■ Your assignment
In the following material, identify every line holding the string "npng" and return it.

■ Data for the task
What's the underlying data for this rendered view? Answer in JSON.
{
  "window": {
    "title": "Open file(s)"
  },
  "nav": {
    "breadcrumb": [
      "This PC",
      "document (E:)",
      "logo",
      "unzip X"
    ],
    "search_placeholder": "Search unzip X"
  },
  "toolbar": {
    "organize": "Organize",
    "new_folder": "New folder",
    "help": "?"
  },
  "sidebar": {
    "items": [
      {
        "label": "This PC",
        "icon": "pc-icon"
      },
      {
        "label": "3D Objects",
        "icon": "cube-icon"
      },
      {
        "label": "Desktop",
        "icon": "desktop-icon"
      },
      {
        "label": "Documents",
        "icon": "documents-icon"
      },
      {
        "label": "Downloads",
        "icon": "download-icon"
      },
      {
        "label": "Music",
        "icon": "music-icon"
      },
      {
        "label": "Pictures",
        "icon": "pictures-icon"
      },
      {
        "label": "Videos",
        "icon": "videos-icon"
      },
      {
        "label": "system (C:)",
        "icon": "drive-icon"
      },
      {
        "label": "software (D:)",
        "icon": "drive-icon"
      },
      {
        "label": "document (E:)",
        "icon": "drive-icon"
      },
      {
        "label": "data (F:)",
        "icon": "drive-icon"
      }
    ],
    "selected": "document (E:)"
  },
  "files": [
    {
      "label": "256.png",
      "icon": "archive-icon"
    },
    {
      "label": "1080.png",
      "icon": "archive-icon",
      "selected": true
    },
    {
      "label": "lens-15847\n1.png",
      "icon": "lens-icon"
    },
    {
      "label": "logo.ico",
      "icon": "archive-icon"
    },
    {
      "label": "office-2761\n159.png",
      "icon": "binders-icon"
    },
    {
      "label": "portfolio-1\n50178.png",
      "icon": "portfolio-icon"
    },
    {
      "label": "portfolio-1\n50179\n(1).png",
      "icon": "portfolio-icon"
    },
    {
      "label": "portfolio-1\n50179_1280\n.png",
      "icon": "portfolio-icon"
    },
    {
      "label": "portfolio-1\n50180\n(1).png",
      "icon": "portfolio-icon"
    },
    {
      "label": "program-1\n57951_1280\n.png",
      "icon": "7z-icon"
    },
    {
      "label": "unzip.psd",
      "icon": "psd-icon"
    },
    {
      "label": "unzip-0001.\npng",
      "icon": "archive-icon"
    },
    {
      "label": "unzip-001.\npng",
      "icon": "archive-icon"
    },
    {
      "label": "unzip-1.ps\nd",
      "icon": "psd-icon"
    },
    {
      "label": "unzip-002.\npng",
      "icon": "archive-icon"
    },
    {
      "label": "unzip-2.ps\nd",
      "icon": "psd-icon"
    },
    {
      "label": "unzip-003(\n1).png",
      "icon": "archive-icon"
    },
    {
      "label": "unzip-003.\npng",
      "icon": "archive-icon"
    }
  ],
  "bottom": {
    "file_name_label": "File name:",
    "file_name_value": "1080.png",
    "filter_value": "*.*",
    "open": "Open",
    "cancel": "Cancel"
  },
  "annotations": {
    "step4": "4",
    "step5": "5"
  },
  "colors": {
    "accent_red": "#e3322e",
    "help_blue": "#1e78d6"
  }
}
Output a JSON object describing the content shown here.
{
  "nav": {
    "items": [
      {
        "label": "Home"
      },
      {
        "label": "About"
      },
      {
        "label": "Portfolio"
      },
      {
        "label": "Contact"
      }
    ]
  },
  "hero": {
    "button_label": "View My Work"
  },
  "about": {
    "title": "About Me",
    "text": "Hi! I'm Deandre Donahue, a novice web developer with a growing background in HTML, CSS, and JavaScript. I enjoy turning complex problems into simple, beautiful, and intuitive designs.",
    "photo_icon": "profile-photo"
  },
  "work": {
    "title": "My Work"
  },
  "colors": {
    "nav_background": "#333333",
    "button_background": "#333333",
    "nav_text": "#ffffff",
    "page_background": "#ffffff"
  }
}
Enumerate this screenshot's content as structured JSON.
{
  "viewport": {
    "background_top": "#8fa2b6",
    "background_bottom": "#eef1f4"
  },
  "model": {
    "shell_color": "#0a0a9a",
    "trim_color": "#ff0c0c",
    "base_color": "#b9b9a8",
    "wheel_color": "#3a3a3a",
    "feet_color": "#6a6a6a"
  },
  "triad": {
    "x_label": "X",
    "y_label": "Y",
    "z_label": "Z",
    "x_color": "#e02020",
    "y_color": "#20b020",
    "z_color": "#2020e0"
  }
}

■ Written reply
      "label": "unzip-0001.\npng",
      "label": "unzip-001.\npng",
      "label": "unzip-002.\npng",
      "label": "unzip-003.\npng",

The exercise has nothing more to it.